previous next
38.

Litavicus, having received the command of the army, suddenly convened the soldiers, when he was about thirty miles distant from Gergovia , and, weeping, said, "Soldiers, whither are we going? All our knights and all our nobles have perished. Eporedirix and Viridomarus, the principal men of the state, being accused of treason, have been slain by the Romans without any permission to plead their cause. Learn this intelligence from those who have escaped from the massacre; for I, since my brothers and all my relations have been slain, am prevented by grief from declaring what has taken place. Persons are brought forward whom he had instructed in what he would have them say, and make the same statements to the soldiery as Litavicus had made: that all the knights of the Aedui were slain because they were said to have held conferences with the Arverni; that they had concealed themselves among the multitude of soldiers, and had escaped from the midst of the slaughter. The Aedui shout aloud and conjure Litavicus to provide for their safety. As if, said he, it were a matter of deliberation, and not of necessity, for us to go to Gergovia and unite ourselves to the Arverni. Or have we any reasons to doubt that the Romans, after perpetrating the atrocious crime, are now hastening to slay us? Therefore, if there be any spirit in us, let us avenge the death of those who have perished in a most unworthy manner, and let us slay these robbers." He points to the Roman citizens, who had accompanied them, in reliance on his protection. He immediately seizes a great quantity of corn and provisions, cruelly tortures them, and then puts them to death, sends messengers throughout the entire state of the Aedui, and rouses them completely by the same falsehood concerning the slaughter of their knights and nobles; he earnestly advises them to avenge, in the same manner as he did, the wrongs, which they had received.

Creative Commons License
This work is licensed under a Creative Commons Attribution-ShareAlike 3.0 United States License.

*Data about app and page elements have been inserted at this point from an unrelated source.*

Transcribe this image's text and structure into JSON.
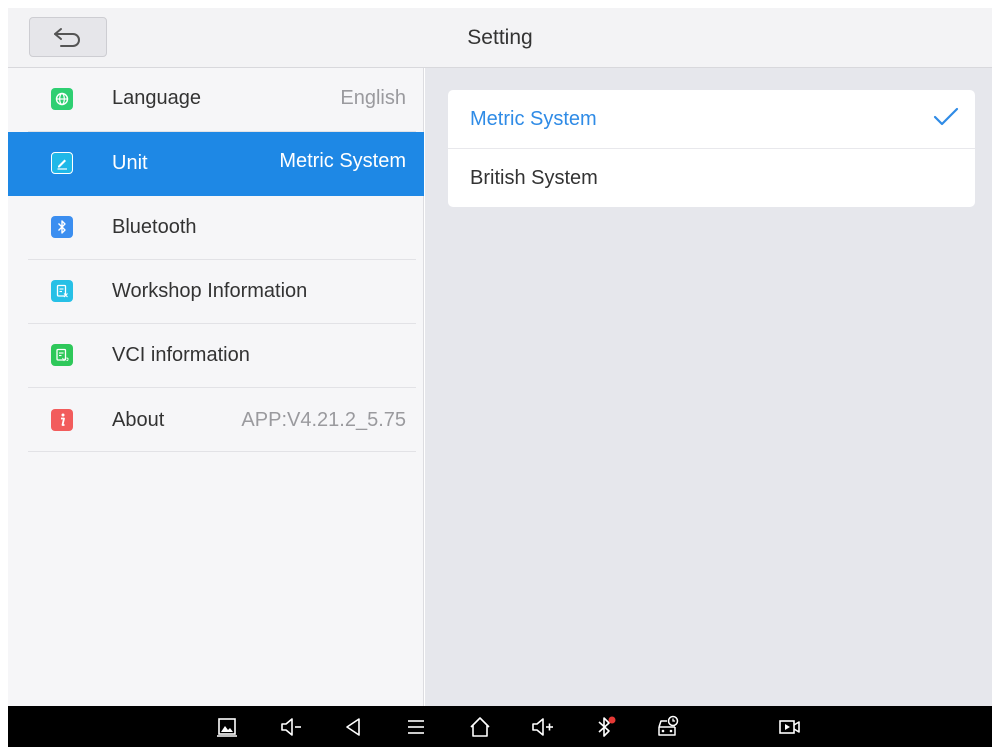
{
  "header": {
    "title": "Setting",
    "back_icon": "back-arrow-icon"
  },
  "menu": {
    "items": [
      {
        "label": "Language",
        "value": "English",
        "icon": "globe-icon",
        "icon_color": "#2ecf72",
        "selected": false
      },
      {
        "label": "Unit",
        "value": "Metric System",
        "icon": "pencil-icon",
        "icon_color": "#1fb8e8",
        "selected": true
      },
      {
        "label": "Bluetooth",
        "value": "",
        "icon": "bluetooth-icon",
        "icon_color": "#3b8ef0",
        "selected": false
      },
      {
        "label": "Workshop Information",
        "value": "",
        "icon": "workshop-doc-icon",
        "icon_color": "#27c0e6",
        "selected": false
      },
      {
        "label": "VCI information",
        "value": "",
        "icon": "vci-doc-icon",
        "icon_color": "#2ec85a",
        "selected": false
      },
      {
        "label": "About",
        "value": "APP:V4.21.2_5.75",
        "icon": "info-icon",
        "icon_color": "#f25c5c",
        "selected": false
      }
    ]
  },
  "unit_options": [
    {
      "label": "Metric System",
      "checked": true
    },
    {
      "label": "British System",
      "checked": false
    }
  ],
  "colors": {
    "accent": "#1e88e5",
    "checked_text": "#2f8be6",
    "bluetooth_alert": "#e53935"
  },
  "navbar": {
    "buttons": [
      "screenshot-icon",
      "volume-down-icon",
      "back-triangle-icon",
      "menu-icon",
      "home-icon",
      "volume-up-icon",
      "bluetooth-status-icon",
      "car-diagnostic-icon",
      "screen-record-icon"
    ]
  }
}
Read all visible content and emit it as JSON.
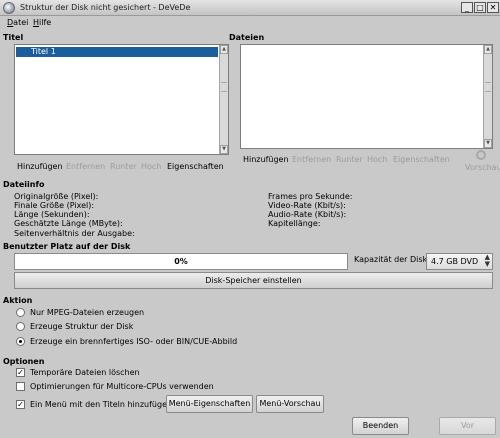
{
  "window": {
    "title": "Struktur der Disk nicht gesichert - DeVeDe",
    "buttons": {
      "minimize": "_",
      "maximize": "□",
      "close": "✕"
    }
  },
  "menu": {
    "file": "Datei",
    "help": "Hilfe"
  },
  "titles_section": {
    "label": "Titel",
    "items": [
      "Titel 1"
    ],
    "buttons": {
      "add": "Hinzufügen",
      "remove": "Entfernen",
      "down": "Runter",
      "up": "Hoch",
      "properties": "Eigenschaften"
    }
  },
  "files_section": {
    "label": "Dateien",
    "buttons": {
      "add": "Hinzufügen",
      "remove": "Entfernen",
      "down": "Runter",
      "up": "Hoch",
      "properties": "Eigenschaften",
      "preview": "Vorschau"
    }
  },
  "fileinfo": {
    "label": "Dateiinfo",
    "left": [
      "Originalgröße (Pixel):",
      "Finale Größe (Pixel):",
      "Länge (Sekunden):",
      "Geschätzte Länge (MByte):",
      "Seitenverhältnis der Ausgabe:"
    ],
    "right": [
      "Frames pro Sekunde:",
      "Video-Rate (Kbit/s):",
      "Audio-Rate (Kbit/s):",
      "Kapitellänge:"
    ]
  },
  "disk_usage": {
    "label": "Benutzter Platz auf der Disk",
    "percent": "0%",
    "capacity_label": "Kapazität der Disk:",
    "capacity_value": "4.7 GB DVD",
    "settings_button": "Disk-Speicher einstellen"
  },
  "action": {
    "label": "Aktion",
    "options": [
      {
        "label": "Nur MPEG-Dateien erzeugen",
        "checked": false
      },
      {
        "label": "Erzeuge Struktur der Disk",
        "checked": false
      },
      {
        "label": "Erzeuge ein brennfertiges ISO- oder BIN/CUE-Abbild",
        "checked": true
      }
    ]
  },
  "options": {
    "label": "Optionen",
    "temp_files": {
      "label": "Temporäre Dateien löschen",
      "checked": true
    },
    "multicore": {
      "label": "Optimierungen für Multicore-CPUs verwenden",
      "checked": false
    },
    "menu": {
      "label": "Ein Menü mit den Titeln hinzufügen",
      "checked": true
    },
    "menu_properties_button": "Menü-Eigenschaften",
    "menu_preview_button": "Menü-Vorschau"
  },
  "footer": {
    "quit": "Beenden",
    "next": "Vor"
  },
  "colors": {
    "selection": "#1b5e9c",
    "window_bg": "#c9c9c9"
  }
}
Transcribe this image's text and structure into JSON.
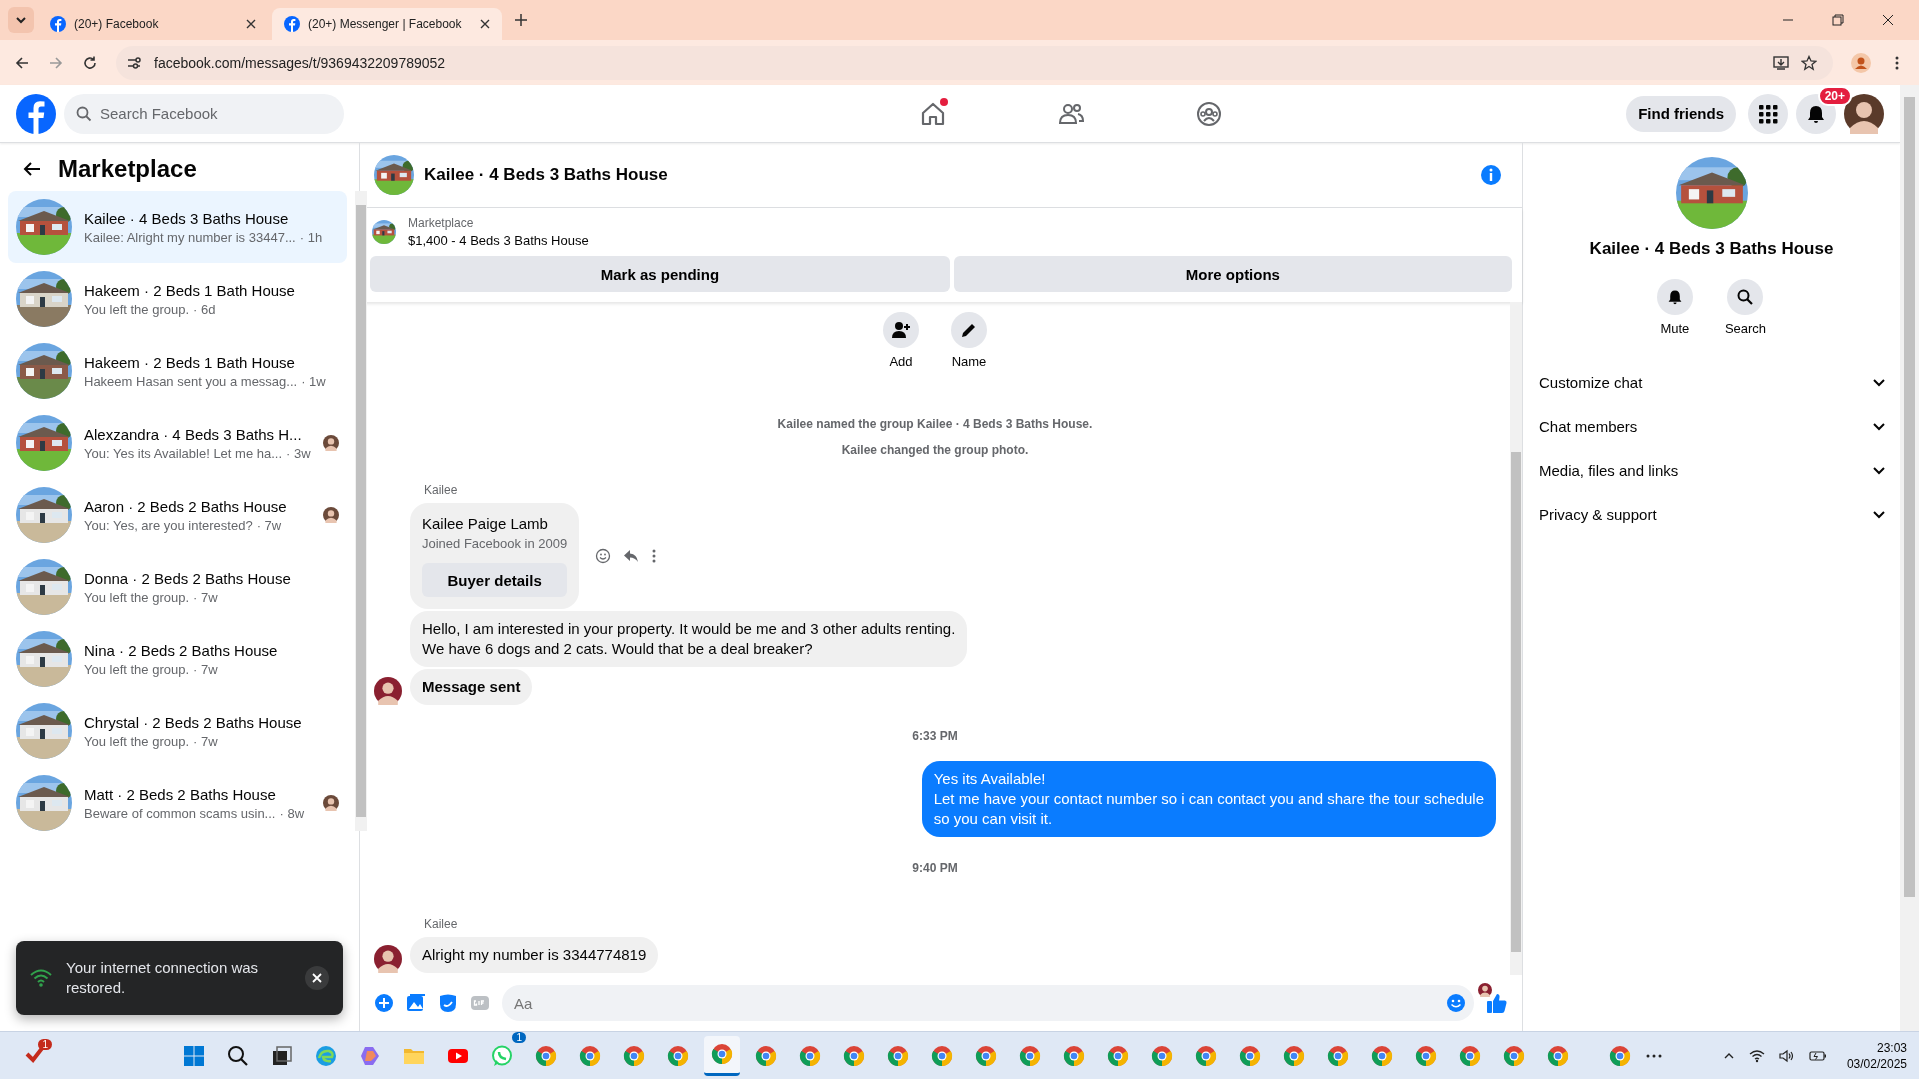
{
  "browser": {
    "tabs": [
      {
        "title": "(20+) Facebook",
        "selected": false
      },
      {
        "title": "(20+) Messenger | Facebook",
        "selected": true
      }
    ],
    "url": "facebook.com/messages/t/9369432209789052"
  },
  "topbar": {
    "search_placeholder": "Search Facebook",
    "nav": [
      {
        "kind": "home",
        "dot": true
      },
      {
        "kind": "friends",
        "dot": false
      },
      {
        "kind": "groups",
        "dot": false
      }
    ],
    "find_friends": "Find friends",
    "notification_badge": "20+"
  },
  "sidebar": {
    "title": "Marketplace",
    "items": [
      {
        "title": "Kailee · 4 Beds 3 Baths House",
        "preview": "Kailee: Alright my number is 33447...",
        "time": "· 1h",
        "selected": true,
        "seen": false
      },
      {
        "title": "Hakeem · 2 Beds 1 Bath House",
        "preview": "You left the group.",
        "time": "· 6d",
        "selected": false,
        "seen": false
      },
      {
        "title": "Hakeem · 2 Beds 1 Bath House",
        "preview": "Hakeem Hasan sent you a messag...",
        "time": "· 1w",
        "selected": false,
        "seen": false
      },
      {
        "title": "Alexzandra · 4 Beds 3 Baths H...",
        "preview": "You: Yes its Available! Let me ha...",
        "time": "· 3w",
        "selected": false,
        "seen": true
      },
      {
        "title": "Aaron · 2 Beds 2 Baths House",
        "preview": "You: Yes, are you interested?",
        "time": "· 7w",
        "selected": false,
        "seen": true
      },
      {
        "title": "Donna · 2 Beds 2 Baths House",
        "preview": "You left the group.",
        "time": "· 7w",
        "selected": false,
        "seen": false
      },
      {
        "title": "Nina · 2 Beds 2 Baths House",
        "preview": "You left the group.",
        "time": "· 7w",
        "selected": false,
        "seen": false
      },
      {
        "title": "Chrystal · 2 Beds 2 Baths House",
        "preview": "You left the group.",
        "time": "· 7w",
        "selected": false,
        "seen": false
      },
      {
        "title": "Matt · 2 Beds 2 Baths House",
        "preview": "Beware of common scams usin...",
        "time": "· 8w",
        "selected": false,
        "seen": true
      }
    ]
  },
  "chat": {
    "title": "Kailee · 4 Beds 3 Baths House",
    "listing": {
      "label": "Marketplace",
      "price": "$1,400 - 4 Beds 3 Baths House"
    },
    "buttons": [
      "Mark as pending",
      "More options"
    ],
    "actions": [
      {
        "kind": "add",
        "label": "Add"
      },
      {
        "kind": "name",
        "label": "Name"
      }
    ],
    "messages": [
      {
        "kind": "system",
        "text": "Kailee named the group Kailee · 4 Beds 3 Baths House."
      },
      {
        "kind": "system",
        "text": "Kailee changed the group photo."
      },
      {
        "kind": "sender",
        "text": "Kailee"
      },
      {
        "kind": "profile_card",
        "name": "Kailee Paige Lamb",
        "subtitle": "Joined Facebook in 2009",
        "button": "Buyer details"
      },
      {
        "kind": "incoming",
        "text": "Hello, I am interested in your property. It would be me and 3 other adults renting.\nWe have 6 dogs and 2 cats. Would that be a deal breaker?",
        "bold": false,
        "avatar": false
      },
      {
        "kind": "incoming",
        "text": "Message sent",
        "bold": true,
        "avatar": true
      },
      {
        "kind": "time",
        "text": "6:33 PM"
      },
      {
        "kind": "outgoing",
        "text": "Yes its Available!\nLet me have your contact number so i can contact you and share the tour schedule\nso you can visit it."
      },
      {
        "kind": "time",
        "text": "9:40 PM"
      },
      {
        "kind": "sender",
        "text": "Kailee"
      },
      {
        "kind": "incoming",
        "text": "Alright my number is 3344774819",
        "bold": false,
        "avatar": true
      }
    ],
    "composer_placeholder": "Aa"
  },
  "details": {
    "title": "Kailee · 4 Beds 3 Baths House",
    "actions": [
      {
        "kind": "mute",
        "label": "Mute"
      },
      {
        "kind": "search",
        "label": "Search"
      }
    ],
    "sections": [
      {
        "label": "Customize chat",
        "expanded": false
      },
      {
        "label": "Chat members",
        "expanded": false
      },
      {
        "label": "Media, files and links",
        "expanded": false
      },
      {
        "label": "Privacy & support",
        "expanded": false
      }
    ]
  },
  "toast": {
    "text": "Your internet connection was restored."
  },
  "taskbar": {
    "apps": [
      {
        "kind": "start",
        "selected": false
      },
      {
        "kind": "search",
        "selected": false
      },
      {
        "kind": "taskview",
        "selected": false
      },
      {
        "kind": "edge",
        "selected": false
      },
      {
        "kind": "copilot",
        "selected": false
      },
      {
        "kind": "files",
        "selected": false
      },
      {
        "kind": "youtube",
        "selected": false
      },
      {
        "kind": "whatsapp",
        "selected": false,
        "badge": "1"
      },
      {
        "kind": "chrome",
        "selected": false
      },
      {
        "kind": "chrome",
        "selected": false
      },
      {
        "kind": "chrome",
        "selected": false
      },
      {
        "kind": "chrome",
        "selected": false
      },
      {
        "kind": "chrome",
        "selected": true
      },
      {
        "kind": "chrome",
        "selected": false
      },
      {
        "kind": "chrome",
        "selected": false
      },
      {
        "kind": "chrome",
        "selected": false
      },
      {
        "kind": "chrome",
        "selected": false
      },
      {
        "kind": "chrome",
        "selected": false
      },
      {
        "kind": "chrome",
        "selected": false
      },
      {
        "kind": "chrome",
        "selected": false
      },
      {
        "kind": "chrome",
        "selected": false
      },
      {
        "kind": "chrome",
        "selected": false
      },
      {
        "kind": "chrome",
        "selected": false
      },
      {
        "kind": "chrome",
        "selected": false
      },
      {
        "kind": "chrome",
        "selected": false
      },
      {
        "kind": "chrome",
        "selected": false
      },
      {
        "kind": "chrome",
        "selected": false
      },
      {
        "kind": "chrome",
        "selected": false
      },
      {
        "kind": "chrome",
        "selected": false
      },
      {
        "kind": "chrome",
        "selected": false
      },
      {
        "kind": "chrome",
        "selected": false
      },
      {
        "kind": "chrome",
        "selected": false
      },
      {
        "kind": "chrome",
        "selected": false
      }
    ],
    "widget_badge": "1",
    "time": "23:03",
    "date": "03/02/2025"
  }
}
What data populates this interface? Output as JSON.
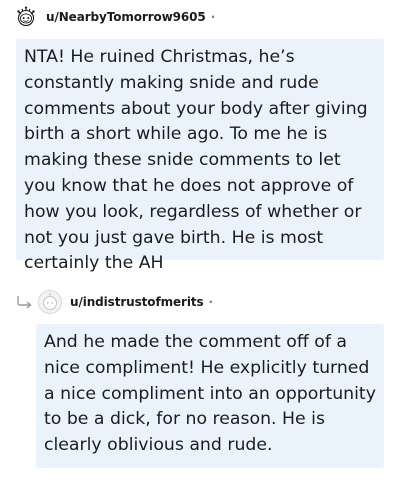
{
  "comments": [
    {
      "username": "u/NearbyTomorrow9605",
      "separator": "·",
      "body": "NTA! He ruined Christmas, he’s constantly making snide and rude comments about your body after giving birth a short while ago. To me he is making these snide comments to let you know that he does not approve of how you look, regardless of whether or not you just gave birth. He is most certainly the AH"
    },
    {
      "username": "u/indistrustofmerits",
      "separator": "·",
      "body": "And he made the comment off of a nice compliment! He explicitly turned a nice compliment into an opportunity to be a dick, for no reason. He is clearly oblivious and rude."
    }
  ],
  "icons": {
    "avatar_1": "snoo-avatar-icon",
    "reply_indicator": "reply-arrow-icon",
    "avatar_2": "default-avatar-icon"
  },
  "colors": {
    "bubble_background": "#eaf3fc",
    "text": "#1c1c1c",
    "meta": "#7c7c7c"
  }
}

An XML version of this text is available for download, with the additional restriction that you offer Perseus any modifications you make. Perseus provides credit for all accepted changes, storing new additions in a versioning system.

load focus Notes (J. B. Greenough, Benjamin L. D'Ooge, M. Grant Daniell, 1898)
load focus Latin (T. Rice Holmes, 1914)
hide Places (automatically extracted)

View a map of the most frequently mentioned places in this document.

Sort places alphabetically, as they appear on the page, by frequency
Click on a place to search for it in this document.
Gergovia (France) (2)

Visualize the most frequently mentioned Pleiades ancient places in this text.

Download Pleiades ancient places geospacial dataset for this text.

hide References (13 total)
hide Display Preferences
Greek Display:
Arabic Display:
View by Default:
Browse Bar: